  4. Pick clean sides. The devil can be in the details. A delicious and nourishing sandwich should be accompanied by equally healthy sides like carrots sticks, hummus, mixed unsalted nuts with raisins, apple slices and real peanut butter, a bowl of fresh fruit, quinoa, brown rice, berries or even my healthy three ingredient cookies. If you’re craving a crunch, try making some homemade whole wheat pita chips. A side salad is also a great choice. Speaking of salads…
  5. Spice up your salad! My grandmother said that only boring people get bored. I’d like to extend that to only boring people make boring salads. The salad can even be the main course if you top it with some sliced chicken or other type of protein. I like to mix my salad with sprouts, microgreens, kale, homemade whole wheat croutons (so easy to make!), peppers, onions, seeds, tomatoes, cranberries or other dried fruits, olives, strawberries, tofu or so many other delicious ingredients. There are a zillion different salad combinations – and literally hundreds of heart-healthy dressing options.

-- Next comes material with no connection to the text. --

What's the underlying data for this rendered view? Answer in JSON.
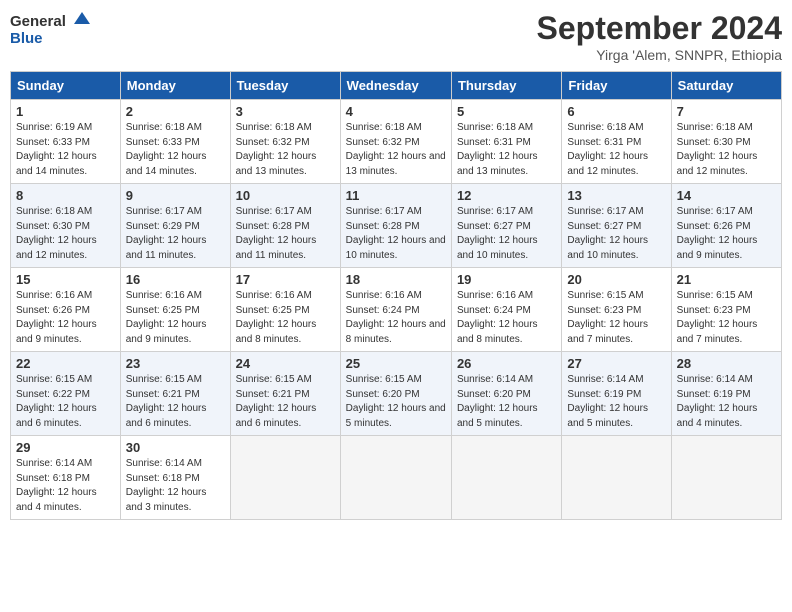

I hope this helps to upgrade your bagged lunches. If anyone has any other tips, please share them in the comments below.

Love,
Davey

7 Tips: Shopping Healthy on a Budget!

A few weeks ago, I shared my grocery shopping list – and then received a whole slew of emails saying that it’s impossible to buy healthy foods on a budget. That’s a huge misconception! Contrary to popular belief, it’s totally possible to shop healthy without breaking the bank.

So, I put together a video at Whole Foods Market with my 7 best tips for shipping healthy on a budget. In the comments below, share some of your best tips!

17 Best Healthy Recipe Substitutions.

Speaking of Canadian bacon... Yum!

One of the great advantages to cooking at home is that you can control what goes into the food you eat. It’s your food and it’s your body.

To take your healthier cooking commitment to the next level, I’d encourage you to experiment with some of these amazing food substitutions. Though recipes might call for unhealthy ingredients, feel empowered to try these delicious and flavorful replacements:

  1. Bacon: Try Canadian bacon or turkey bacon instead.
  2. White bread: Whole grain bread.
  3. White flour: Black beans, drained and rinsed, or whole wheat flour.
  4. Butter: Unsweetened applesauce, avocado puree, prune puree or just cut the amount of butter in half.
  5. Cream: Fat-free milk.
  6. Cream cheese: Low-fat cream cheese.
  7. Sugar: Unsweetened applesauce, or cut sugar in half and add some vanilla.
  8. Frosting: Use meringue instead.
  9. White rice: Brown rice.
  10. Pasta: Zucchini ribbons.
  11. Breadcrumbs: Rolled oats.
  12. Beef: Bison – it’s lower in fat and has more vitamins.
  13. Ground beef: Ground turkey.
  14. Sour cream: Greek yogurt.
  15. Mayo: Mashed avocado.
  16. Salt: Herbs.
  17. Soda: Seltzer water.

Do you have any healthy recipe substitutions that you use at home? Let me know in the comments!